WHAT YOU SHOULD DO >>
Without including any pictures, return the records below exactly as written.

※

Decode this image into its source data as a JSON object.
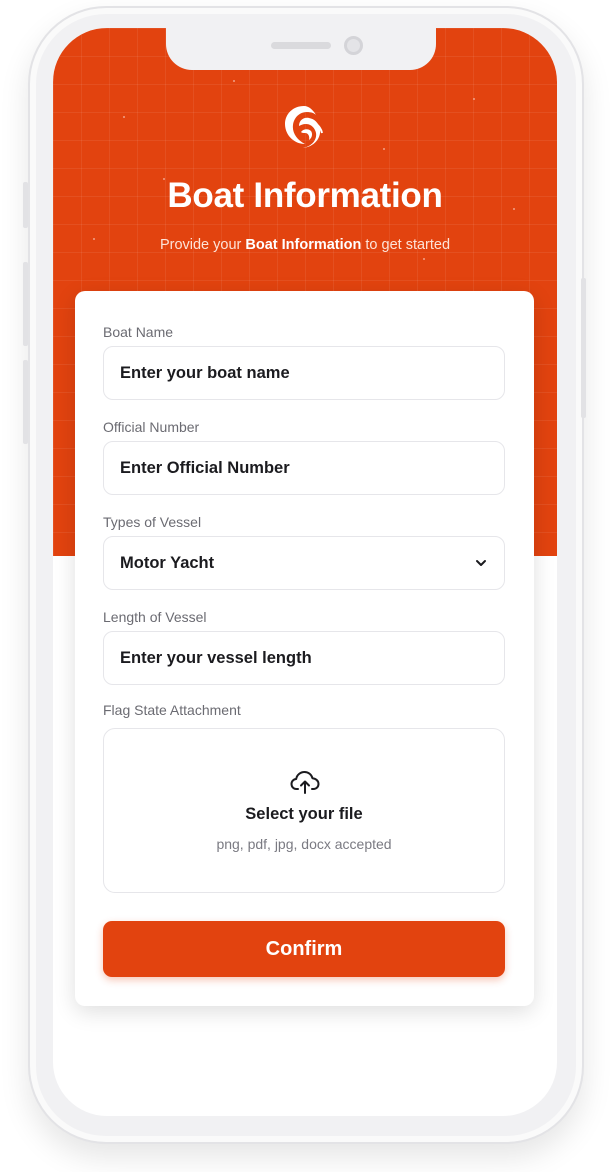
{
  "header": {
    "title": "Boat Information",
    "subtitle_prefix": "Provide your ",
    "subtitle_bold": "Boat Information",
    "subtitle_suffix": " to get started",
    "accent_color": "#e2430f",
    "logo_icon": "swirl-logo-icon"
  },
  "form": {
    "boat_name": {
      "label": "Boat Name",
      "placeholder": "Enter your boat name"
    },
    "official_number": {
      "label": "Official Number",
      "placeholder": "Enter Official Number"
    },
    "vessel_type": {
      "label": "Types of Vessel",
      "value": "Motor Yacht",
      "icon": "chevron-down-icon"
    },
    "vessel_length": {
      "label": "Length of Vessel",
      "placeholder": "Enter your vessel length"
    },
    "attachment": {
      "label": "Flag State Attachment",
      "title": "Select your file",
      "hint": "png, pdf, jpg, docx accepted",
      "icon": "cloud-upload-icon"
    },
    "confirm_label": "Confirm"
  }
}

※

RESULT FOR THIS EXERCISE >>
Decode this image into its source data as a JSON object.
{
  "header": {
    "title": "Boat Information",
    "subtitle_prefix": "Provide your ",
    "subtitle_bold": "Boat Information",
    "subtitle_suffix": " to get started",
    "accent_color": "#e2430f",
    "logo_icon": "swirl-logo-icon"
  },
  "form": {
    "boat_name": {
      "label": "Boat Name",
      "placeholder": "Enter your boat name"
    },
    "official_number": {
      "label": "Official Number",
      "placeholder": "Enter Official Number"
    },
    "vessel_type": {
      "label": "Types of Vessel",
      "value": "Motor Yacht",
      "icon": "chevron-down-icon"
    },
    "vessel_length": {
      "label": "Length of Vessel",
      "placeholder": "Enter your vessel length"
    },
    "attachment": {
      "label": "Flag State Attachment",
      "title": "Select your file",
      "hint": "png, pdf, jpg, docx accepted",
      "icon": "cloud-upload-icon"
    },
    "confirm_label": "Confirm"
  }
}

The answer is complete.